BEGIN

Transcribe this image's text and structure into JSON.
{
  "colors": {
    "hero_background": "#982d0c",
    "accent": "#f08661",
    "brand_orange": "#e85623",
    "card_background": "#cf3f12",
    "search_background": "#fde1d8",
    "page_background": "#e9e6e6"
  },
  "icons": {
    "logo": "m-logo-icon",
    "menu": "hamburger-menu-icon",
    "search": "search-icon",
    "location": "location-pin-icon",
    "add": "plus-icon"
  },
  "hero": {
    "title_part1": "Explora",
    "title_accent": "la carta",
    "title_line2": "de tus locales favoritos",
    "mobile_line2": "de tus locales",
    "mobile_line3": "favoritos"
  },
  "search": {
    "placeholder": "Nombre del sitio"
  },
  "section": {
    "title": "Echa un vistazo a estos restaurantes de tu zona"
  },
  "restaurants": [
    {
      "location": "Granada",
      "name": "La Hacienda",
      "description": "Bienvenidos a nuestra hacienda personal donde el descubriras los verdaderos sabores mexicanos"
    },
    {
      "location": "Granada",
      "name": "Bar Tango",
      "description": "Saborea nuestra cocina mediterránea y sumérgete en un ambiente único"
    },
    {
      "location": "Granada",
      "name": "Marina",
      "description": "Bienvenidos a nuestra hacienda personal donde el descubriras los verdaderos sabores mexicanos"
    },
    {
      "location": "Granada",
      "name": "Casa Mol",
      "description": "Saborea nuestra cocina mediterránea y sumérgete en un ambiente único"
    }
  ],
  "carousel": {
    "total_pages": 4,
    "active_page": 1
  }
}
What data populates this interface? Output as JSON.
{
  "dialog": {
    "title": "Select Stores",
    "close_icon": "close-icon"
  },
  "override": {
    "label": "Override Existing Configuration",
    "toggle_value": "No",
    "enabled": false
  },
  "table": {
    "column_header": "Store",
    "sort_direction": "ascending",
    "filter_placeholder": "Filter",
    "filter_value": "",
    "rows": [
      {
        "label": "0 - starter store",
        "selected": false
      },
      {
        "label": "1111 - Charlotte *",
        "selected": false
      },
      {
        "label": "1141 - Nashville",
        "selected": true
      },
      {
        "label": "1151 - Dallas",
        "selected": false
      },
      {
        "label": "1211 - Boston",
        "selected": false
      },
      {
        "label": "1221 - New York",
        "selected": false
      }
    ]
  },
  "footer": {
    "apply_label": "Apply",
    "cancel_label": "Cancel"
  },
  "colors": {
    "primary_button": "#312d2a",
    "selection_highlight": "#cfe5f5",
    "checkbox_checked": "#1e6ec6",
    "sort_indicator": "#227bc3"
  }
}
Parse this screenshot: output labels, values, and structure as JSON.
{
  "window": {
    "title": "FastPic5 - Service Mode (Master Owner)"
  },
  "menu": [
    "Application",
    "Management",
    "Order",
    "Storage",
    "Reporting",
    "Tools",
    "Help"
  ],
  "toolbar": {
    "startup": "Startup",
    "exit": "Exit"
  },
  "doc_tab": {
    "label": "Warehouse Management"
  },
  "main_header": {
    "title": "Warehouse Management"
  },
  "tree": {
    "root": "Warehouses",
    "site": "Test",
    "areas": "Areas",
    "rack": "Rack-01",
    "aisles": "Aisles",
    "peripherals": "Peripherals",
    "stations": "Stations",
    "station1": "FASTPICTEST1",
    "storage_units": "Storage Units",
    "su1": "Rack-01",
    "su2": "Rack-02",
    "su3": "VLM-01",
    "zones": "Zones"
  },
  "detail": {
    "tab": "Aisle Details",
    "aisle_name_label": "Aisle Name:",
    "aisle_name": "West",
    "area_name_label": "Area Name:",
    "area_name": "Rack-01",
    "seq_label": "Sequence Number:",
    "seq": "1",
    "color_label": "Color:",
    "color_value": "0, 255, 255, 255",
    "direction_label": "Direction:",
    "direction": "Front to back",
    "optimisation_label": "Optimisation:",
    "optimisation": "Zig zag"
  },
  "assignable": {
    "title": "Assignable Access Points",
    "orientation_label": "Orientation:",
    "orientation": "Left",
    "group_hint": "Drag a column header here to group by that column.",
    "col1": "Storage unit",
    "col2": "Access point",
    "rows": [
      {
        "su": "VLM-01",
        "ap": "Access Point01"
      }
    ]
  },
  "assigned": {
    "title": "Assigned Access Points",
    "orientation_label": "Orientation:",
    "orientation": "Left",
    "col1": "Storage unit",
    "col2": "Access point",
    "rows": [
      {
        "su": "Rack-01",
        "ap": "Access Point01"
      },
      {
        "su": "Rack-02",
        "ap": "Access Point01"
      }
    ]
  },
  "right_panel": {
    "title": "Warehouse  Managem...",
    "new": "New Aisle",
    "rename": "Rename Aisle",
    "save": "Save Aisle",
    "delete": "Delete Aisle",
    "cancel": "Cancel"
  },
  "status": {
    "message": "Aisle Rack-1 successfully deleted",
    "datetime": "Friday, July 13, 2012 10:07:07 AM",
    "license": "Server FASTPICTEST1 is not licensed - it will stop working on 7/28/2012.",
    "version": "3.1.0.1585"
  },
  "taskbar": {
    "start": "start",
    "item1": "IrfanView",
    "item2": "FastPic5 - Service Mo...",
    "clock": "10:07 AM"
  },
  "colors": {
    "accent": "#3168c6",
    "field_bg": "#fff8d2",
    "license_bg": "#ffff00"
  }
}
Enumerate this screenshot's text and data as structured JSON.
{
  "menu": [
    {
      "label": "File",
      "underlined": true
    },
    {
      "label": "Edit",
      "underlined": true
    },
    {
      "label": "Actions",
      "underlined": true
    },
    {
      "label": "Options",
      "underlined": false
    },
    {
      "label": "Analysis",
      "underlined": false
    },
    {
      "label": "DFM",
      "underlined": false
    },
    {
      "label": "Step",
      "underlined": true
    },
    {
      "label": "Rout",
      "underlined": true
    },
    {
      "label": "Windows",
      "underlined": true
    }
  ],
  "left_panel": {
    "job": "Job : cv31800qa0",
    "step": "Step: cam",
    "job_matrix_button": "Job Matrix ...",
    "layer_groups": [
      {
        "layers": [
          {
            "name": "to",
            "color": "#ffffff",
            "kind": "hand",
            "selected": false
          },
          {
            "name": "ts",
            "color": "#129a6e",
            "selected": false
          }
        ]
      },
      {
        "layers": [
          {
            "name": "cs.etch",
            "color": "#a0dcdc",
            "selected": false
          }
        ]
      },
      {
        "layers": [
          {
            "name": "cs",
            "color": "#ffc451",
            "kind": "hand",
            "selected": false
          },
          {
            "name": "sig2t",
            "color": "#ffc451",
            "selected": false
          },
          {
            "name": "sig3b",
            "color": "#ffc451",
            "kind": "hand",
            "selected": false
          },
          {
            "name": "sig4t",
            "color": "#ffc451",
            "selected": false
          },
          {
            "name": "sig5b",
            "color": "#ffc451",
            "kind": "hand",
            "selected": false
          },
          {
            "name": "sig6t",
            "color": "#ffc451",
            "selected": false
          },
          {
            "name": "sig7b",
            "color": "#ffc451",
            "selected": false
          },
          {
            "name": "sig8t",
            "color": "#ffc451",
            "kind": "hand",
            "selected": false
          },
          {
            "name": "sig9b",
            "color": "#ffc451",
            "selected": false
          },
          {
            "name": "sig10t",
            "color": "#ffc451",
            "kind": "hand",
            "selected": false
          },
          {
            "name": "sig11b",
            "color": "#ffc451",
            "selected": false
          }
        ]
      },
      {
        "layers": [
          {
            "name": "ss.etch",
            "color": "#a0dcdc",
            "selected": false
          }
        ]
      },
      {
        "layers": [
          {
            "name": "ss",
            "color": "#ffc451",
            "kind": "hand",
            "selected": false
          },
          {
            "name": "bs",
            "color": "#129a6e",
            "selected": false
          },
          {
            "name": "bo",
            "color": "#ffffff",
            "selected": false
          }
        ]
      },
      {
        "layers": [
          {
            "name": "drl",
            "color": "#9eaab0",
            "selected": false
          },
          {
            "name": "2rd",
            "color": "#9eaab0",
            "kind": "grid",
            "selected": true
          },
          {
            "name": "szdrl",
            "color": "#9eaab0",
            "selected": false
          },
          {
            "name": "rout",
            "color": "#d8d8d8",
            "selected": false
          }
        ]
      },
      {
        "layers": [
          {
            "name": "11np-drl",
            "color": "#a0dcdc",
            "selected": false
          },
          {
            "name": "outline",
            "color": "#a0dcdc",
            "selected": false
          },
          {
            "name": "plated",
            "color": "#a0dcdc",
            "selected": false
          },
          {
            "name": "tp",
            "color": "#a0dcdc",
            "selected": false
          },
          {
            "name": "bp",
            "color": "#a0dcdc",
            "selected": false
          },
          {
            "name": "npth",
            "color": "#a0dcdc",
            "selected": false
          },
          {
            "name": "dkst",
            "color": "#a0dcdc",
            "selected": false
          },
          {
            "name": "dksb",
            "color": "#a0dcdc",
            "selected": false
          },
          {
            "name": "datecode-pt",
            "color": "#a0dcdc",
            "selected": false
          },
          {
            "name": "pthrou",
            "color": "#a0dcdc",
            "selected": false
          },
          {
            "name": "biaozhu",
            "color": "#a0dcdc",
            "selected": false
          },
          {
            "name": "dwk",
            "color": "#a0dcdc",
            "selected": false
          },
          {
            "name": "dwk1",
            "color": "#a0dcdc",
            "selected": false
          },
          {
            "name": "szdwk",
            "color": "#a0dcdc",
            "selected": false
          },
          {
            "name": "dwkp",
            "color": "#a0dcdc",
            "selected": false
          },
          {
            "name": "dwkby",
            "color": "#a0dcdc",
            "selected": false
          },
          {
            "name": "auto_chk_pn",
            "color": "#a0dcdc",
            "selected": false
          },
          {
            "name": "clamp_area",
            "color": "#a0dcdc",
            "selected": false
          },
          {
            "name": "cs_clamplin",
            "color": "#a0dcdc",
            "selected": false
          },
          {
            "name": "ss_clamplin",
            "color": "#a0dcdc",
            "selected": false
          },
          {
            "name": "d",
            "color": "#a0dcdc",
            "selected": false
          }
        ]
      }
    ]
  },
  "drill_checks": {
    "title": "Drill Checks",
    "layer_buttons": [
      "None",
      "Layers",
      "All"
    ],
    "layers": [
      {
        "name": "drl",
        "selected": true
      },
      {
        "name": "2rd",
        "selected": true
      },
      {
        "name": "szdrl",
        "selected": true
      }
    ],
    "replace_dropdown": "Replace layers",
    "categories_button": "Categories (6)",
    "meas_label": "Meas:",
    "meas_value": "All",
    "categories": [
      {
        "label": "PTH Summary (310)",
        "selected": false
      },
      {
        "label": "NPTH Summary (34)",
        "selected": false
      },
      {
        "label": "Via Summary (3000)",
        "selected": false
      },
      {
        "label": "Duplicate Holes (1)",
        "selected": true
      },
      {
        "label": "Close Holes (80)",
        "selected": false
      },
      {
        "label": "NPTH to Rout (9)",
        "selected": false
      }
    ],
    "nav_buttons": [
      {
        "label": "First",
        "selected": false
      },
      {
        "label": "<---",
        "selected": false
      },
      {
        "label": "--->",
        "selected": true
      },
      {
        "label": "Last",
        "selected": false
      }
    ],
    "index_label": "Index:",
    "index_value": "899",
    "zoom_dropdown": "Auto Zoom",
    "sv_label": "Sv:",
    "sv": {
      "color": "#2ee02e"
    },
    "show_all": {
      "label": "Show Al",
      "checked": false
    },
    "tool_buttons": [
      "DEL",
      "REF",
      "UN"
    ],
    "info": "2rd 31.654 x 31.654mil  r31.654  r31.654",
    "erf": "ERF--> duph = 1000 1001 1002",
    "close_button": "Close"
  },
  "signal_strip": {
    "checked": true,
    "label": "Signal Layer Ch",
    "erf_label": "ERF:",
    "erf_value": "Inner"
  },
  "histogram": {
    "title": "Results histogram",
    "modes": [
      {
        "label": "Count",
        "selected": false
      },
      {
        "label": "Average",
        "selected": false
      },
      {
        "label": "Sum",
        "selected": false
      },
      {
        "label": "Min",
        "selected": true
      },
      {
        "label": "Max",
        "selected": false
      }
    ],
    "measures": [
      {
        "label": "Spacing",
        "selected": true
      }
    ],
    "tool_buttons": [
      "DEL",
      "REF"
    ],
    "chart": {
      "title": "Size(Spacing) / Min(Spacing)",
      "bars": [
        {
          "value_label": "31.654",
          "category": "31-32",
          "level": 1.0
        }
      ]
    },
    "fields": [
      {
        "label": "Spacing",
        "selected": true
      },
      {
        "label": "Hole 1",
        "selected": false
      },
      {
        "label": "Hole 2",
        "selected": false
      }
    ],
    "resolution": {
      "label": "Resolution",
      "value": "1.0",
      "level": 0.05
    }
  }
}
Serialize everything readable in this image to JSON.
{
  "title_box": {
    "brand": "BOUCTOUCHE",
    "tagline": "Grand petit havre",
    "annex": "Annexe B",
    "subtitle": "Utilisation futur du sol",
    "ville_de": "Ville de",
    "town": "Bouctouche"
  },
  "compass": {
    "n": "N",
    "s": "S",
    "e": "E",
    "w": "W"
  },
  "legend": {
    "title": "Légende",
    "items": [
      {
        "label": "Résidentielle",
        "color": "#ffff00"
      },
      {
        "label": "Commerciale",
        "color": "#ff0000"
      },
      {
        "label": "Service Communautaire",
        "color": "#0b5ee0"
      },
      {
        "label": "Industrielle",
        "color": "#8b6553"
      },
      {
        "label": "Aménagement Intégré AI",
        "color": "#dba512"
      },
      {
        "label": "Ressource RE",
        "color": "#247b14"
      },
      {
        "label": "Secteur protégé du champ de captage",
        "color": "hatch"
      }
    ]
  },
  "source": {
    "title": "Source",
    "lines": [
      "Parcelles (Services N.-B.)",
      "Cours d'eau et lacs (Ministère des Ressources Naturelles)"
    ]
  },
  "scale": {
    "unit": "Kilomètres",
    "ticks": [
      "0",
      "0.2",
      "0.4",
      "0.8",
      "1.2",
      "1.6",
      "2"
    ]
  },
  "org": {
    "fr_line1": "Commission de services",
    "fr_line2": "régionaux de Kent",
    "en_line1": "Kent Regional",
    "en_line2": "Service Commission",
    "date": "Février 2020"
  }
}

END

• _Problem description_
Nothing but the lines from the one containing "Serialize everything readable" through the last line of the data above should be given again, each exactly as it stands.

• _Response_
Serialize everything readable in this image to JSON.
{
  "title_box": {
    "brand": "BOUCTOUCHE",
    "tagline": "Grand petit havre",
    "annex": "Annexe B",
    "subtitle": "Utilisation futur du sol",
    "ville_de": "Ville de",
    "town": "Bouctouche"
  },
  "compass": {
    "n": "N",
    "s": "S",
    "e": "E",
    "w": "W"
  },
  "legend": {
    "title": "Légende",
    "items": [
      {
        "label": "Résidentielle",
        "color": "#ffff00"
      },
      {
        "label": "Commerciale",
        "color": "#ff0000"
      },
      {
        "label": "Service Communautaire",
        "color": "#0b5ee0"
      },
      {
        "label": "Industrielle",
        "color": "#8b6553"
      },
      {
        "label": "Aménagement Intégré AI",
        "color": "#dba512"
      },
      {
        "label": "Ressource RE",
        "color": "#247b14"
      },
      {
        "label": "Secteur protégé du champ de captage",
        "color": "hatch"
      }
    ]
  },
  "source": {
    "title": "Source",
    "lines": [
      "Parcelles (Services N.-B.)",
      "Cours d'eau et lacs (Ministère des Ressources Naturelles)"
    ]
  },
  "scale": {
    "unit": "Kilomètres",
    "ticks": [
      "0",
      "0.2",
      "0.4",
      "0.8",
      "1.2",
      "1.6",
      "2"
    ]
  },
  "org": {
    "fr_line1": "Commission de services",
    "fr_line2": "régionaux de Kent",
    "en_line1": "Kent Regional",
    "en_line2": "Service Commission",
    "date": "Février 2020"
  }
}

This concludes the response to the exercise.